▶ [Work order]: For each line below that contains the word "Linear", make a copy.

Data to process below:

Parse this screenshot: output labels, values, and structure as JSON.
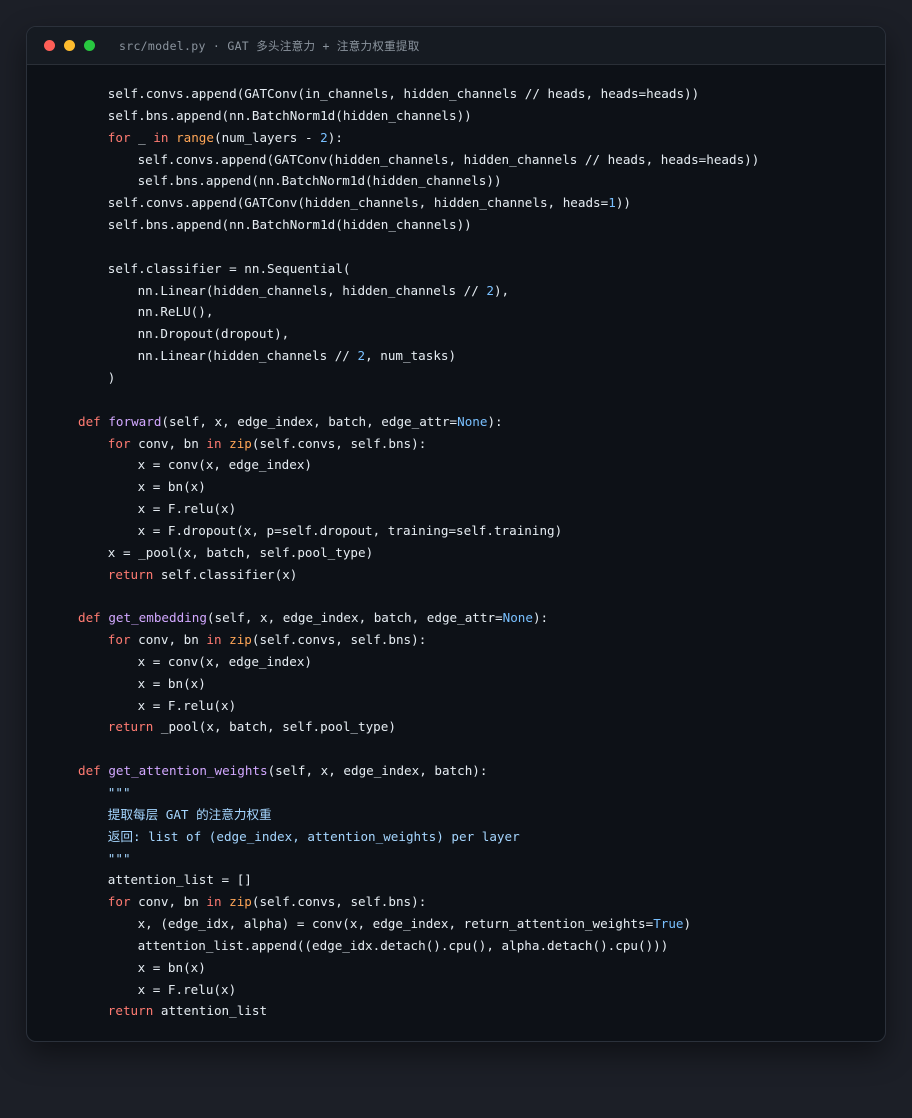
{
  "window": {
    "title": "src/model.py · GAT 多头注意力 + 注意力权重提取"
  },
  "colors": {
    "page_background": "#1c1f27",
    "editor_background": "#0d1117",
    "keyword": "#ff7b72",
    "function_name": "#d2a8ff",
    "builtin": "#ffa657",
    "number": "#79c0ff",
    "docstring": "#a5d6ff",
    "text": "#e6edf3"
  },
  "code_lines": [
    {
      "indent": 1,
      "tokens": [
        {
          "t": "self.convs.append(GATConv(in_channels, hidden_channels // heads, heads=heads))",
          "c": "plain"
        }
      ]
    },
    {
      "indent": 1,
      "tokens": [
        {
          "t": "self.bns.append(nn.BatchNorm1d(hidden_channels))",
          "c": "plain"
        }
      ]
    },
    {
      "indent": 1,
      "tokens": [
        {
          "t": "for",
          "c": "kw"
        },
        {
          "t": " _ ",
          "c": "plain"
        },
        {
          "t": "in",
          "c": "kw"
        },
        {
          "t": " ",
          "c": "plain"
        },
        {
          "t": "range",
          "c": "bi"
        },
        {
          "t": "(num_layers - ",
          "c": "plain"
        },
        {
          "t": "2",
          "c": "num"
        },
        {
          "t": "):",
          "c": "plain"
        }
      ]
    },
    {
      "indent": 2,
      "tokens": [
        {
          "t": "self.convs.append(GATConv(hidden_channels, hidden_channels // heads, heads=heads))",
          "c": "plain"
        }
      ]
    },
    {
      "indent": 2,
      "tokens": [
        {
          "t": "self.bns.append(nn.BatchNorm1d(hidden_channels))",
          "c": "plain"
        }
      ]
    },
    {
      "indent": 1,
      "tokens": [
        {
          "t": "self.convs.append(GATConv(hidden_channels, hidden_channels, heads=",
          "c": "plain"
        },
        {
          "t": "1",
          "c": "num"
        },
        {
          "t": "))",
          "c": "plain"
        }
      ]
    },
    {
      "indent": 1,
      "tokens": [
        {
          "t": "self.bns.append(nn.BatchNorm1d(hidden_channels))",
          "c": "plain"
        }
      ]
    },
    {
      "indent": 0,
      "tokens": []
    },
    {
      "indent": 1,
      "tokens": [
        {
          "t": "self.classifier = nn.Sequential(",
          "c": "plain"
        }
      ]
    },
    {
      "indent": 2,
      "tokens": [
        {
          "t": "nn.Linear(hidden_channels, hidden_channels // ",
          "c": "plain"
        },
        {
          "t": "2",
          "c": "num"
        },
        {
          "t": "),",
          "c": "plain"
        }
      ]
    },
    {
      "indent": 2,
      "tokens": [
        {
          "t": "nn.ReLU(),",
          "c": "plain"
        }
      ]
    },
    {
      "indent": 2,
      "tokens": [
        {
          "t": "nn.Dropout(dropout),",
          "c": "plain"
        }
      ]
    },
    {
      "indent": 2,
      "tokens": [
        {
          "t": "nn.Linear(hidden_channels // ",
          "c": "plain"
        },
        {
          "t": "2",
          "c": "num"
        },
        {
          "t": ", num_tasks)",
          "c": "plain"
        }
      ]
    },
    {
      "indent": 1,
      "tokens": [
        {
          "t": ")",
          "c": "plain"
        }
      ]
    },
    {
      "indent": 0,
      "tokens": []
    },
    {
      "indent": 0,
      "tokens": [
        {
          "t": "def",
          "c": "kw"
        },
        {
          "t": " ",
          "c": "plain"
        },
        {
          "t": "forward",
          "c": "fn"
        },
        {
          "t": "(self, x, edge_index, batch, edge_attr=",
          "c": "plain"
        },
        {
          "t": "None",
          "c": "const"
        },
        {
          "t": "):",
          "c": "plain"
        }
      ]
    },
    {
      "indent": 1,
      "tokens": [
        {
          "t": "for",
          "c": "kw"
        },
        {
          "t": " conv, bn ",
          "c": "plain"
        },
        {
          "t": "in",
          "c": "kw"
        },
        {
          "t": " ",
          "c": "plain"
        },
        {
          "t": "zip",
          "c": "bi"
        },
        {
          "t": "(self.convs, self.bns):",
          "c": "plain"
        }
      ]
    },
    {
      "indent": 2,
      "tokens": [
        {
          "t": "x = conv(x, edge_index)",
          "c": "plain"
        }
      ]
    },
    {
      "indent": 2,
      "tokens": [
        {
          "t": "x = bn(x)",
          "c": "plain"
        }
      ]
    },
    {
      "indent": 2,
      "tokens": [
        {
          "t": "x = F.relu(x)",
          "c": "plain"
        }
      ]
    },
    {
      "indent": 2,
      "tokens": [
        {
          "t": "x = F.dropout(x, p=self.dropout, training=self.training)",
          "c": "plain"
        }
      ]
    },
    {
      "indent": 1,
      "tokens": [
        {
          "t": "x = _pool(x, batch, self.pool_type)",
          "c": "plain"
        }
      ]
    },
    {
      "indent": 1,
      "tokens": [
        {
          "t": "return",
          "c": "kw"
        },
        {
          "t": " self.classifier(x)",
          "c": "plain"
        }
      ]
    },
    {
      "indent": 0,
      "tokens": []
    },
    {
      "indent": 0,
      "tokens": [
        {
          "t": "def",
          "c": "kw"
        },
        {
          "t": " ",
          "c": "plain"
        },
        {
          "t": "get_embedding",
          "c": "fn"
        },
        {
          "t": "(self, x, edge_index, batch, edge_attr=",
          "c": "plain"
        },
        {
          "t": "None",
          "c": "const"
        },
        {
          "t": "):",
          "c": "plain"
        }
      ]
    },
    {
      "indent": 1,
      "tokens": [
        {
          "t": "for",
          "c": "kw"
        },
        {
          "t": " conv, bn ",
          "c": "plain"
        },
        {
          "t": "in",
          "c": "kw"
        },
        {
          "t": " ",
          "c": "plain"
        },
        {
          "t": "zip",
          "c": "bi"
        },
        {
          "t": "(self.convs, self.bns):",
          "c": "plain"
        }
      ]
    },
    {
      "indent": 2,
      "tokens": [
        {
          "t": "x = conv(x, edge_index)",
          "c": "plain"
        }
      ]
    },
    {
      "indent": 2,
      "tokens": [
        {
          "t": "x = bn(x)",
          "c": "plain"
        }
      ]
    },
    {
      "indent": 2,
      "tokens": [
        {
          "t": "x = F.relu(x)",
          "c": "plain"
        }
      ]
    },
    {
      "indent": 1,
      "tokens": [
        {
          "t": "return",
          "c": "kw"
        },
        {
          "t": " _pool(x, batch, self.pool_type)",
          "c": "plain"
        }
      ]
    },
    {
      "indent": 0,
      "tokens": []
    },
    {
      "indent": 0,
      "tokens": [
        {
          "t": "def",
          "c": "kw"
        },
        {
          "t": " ",
          "c": "plain"
        },
        {
          "t": "get_attention_weights",
          "c": "fn"
        },
        {
          "t": "(self, x, edge_index, batch):",
          "c": "plain"
        }
      ]
    },
    {
      "indent": 1,
      "tokens": [
        {
          "t": "\"\"\"",
          "c": "doc"
        }
      ]
    },
    {
      "indent": 1,
      "tokens": [
        {
          "t": "提取每层 GAT 的注意力权重",
          "c": "doc"
        }
      ]
    },
    {
      "indent": 1,
      "tokens": [
        {
          "t": "返回: list of (edge_index, attention_weights) per layer",
          "c": "doc"
        }
      ]
    },
    {
      "indent": 1,
      "tokens": [
        {
          "t": "\"\"\"",
          "c": "doc"
        }
      ]
    },
    {
      "indent": 1,
      "tokens": [
        {
          "t": "attention_list = []",
          "c": "plain"
        }
      ]
    },
    {
      "indent": 1,
      "tokens": [
        {
          "t": "for",
          "c": "kw"
        },
        {
          "t": " conv, bn ",
          "c": "plain"
        },
        {
          "t": "in",
          "c": "kw"
        },
        {
          "t": " ",
          "c": "plain"
        },
        {
          "t": "zip",
          "c": "bi"
        },
        {
          "t": "(self.convs, self.bns):",
          "c": "plain"
        }
      ]
    },
    {
      "indent": 2,
      "tokens": [
        {
          "t": "x, (edge_idx, alpha) = conv(x, edge_index, return_attention_weights=",
          "c": "plain"
        },
        {
          "t": "True",
          "c": "const"
        },
        {
          "t": ")",
          "c": "plain"
        }
      ]
    },
    {
      "indent": 2,
      "tokens": [
        {
          "t": "attention_list.append((edge_idx.detach().cpu(), alpha.detach().cpu()))",
          "c": "plain"
        }
      ]
    },
    {
      "indent": 2,
      "tokens": [
        {
          "t": "x = bn(x)",
          "c": "plain"
        }
      ]
    },
    {
      "indent": 2,
      "tokens": [
        {
          "t": "x = F.relu(x)",
          "c": "plain"
        }
      ]
    },
    {
      "indent": 1,
      "tokens": [
        {
          "t": "return",
          "c": "kw"
        },
        {
          "t": " attention_list",
          "c": "plain"
        }
      ]
    }
  ]
}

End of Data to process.

▶ [Final answer]:
          "t": "nn.Linear(hidden_channels, hidden_channels // ",
          "t": "nn.Linear(hidden_channels // ",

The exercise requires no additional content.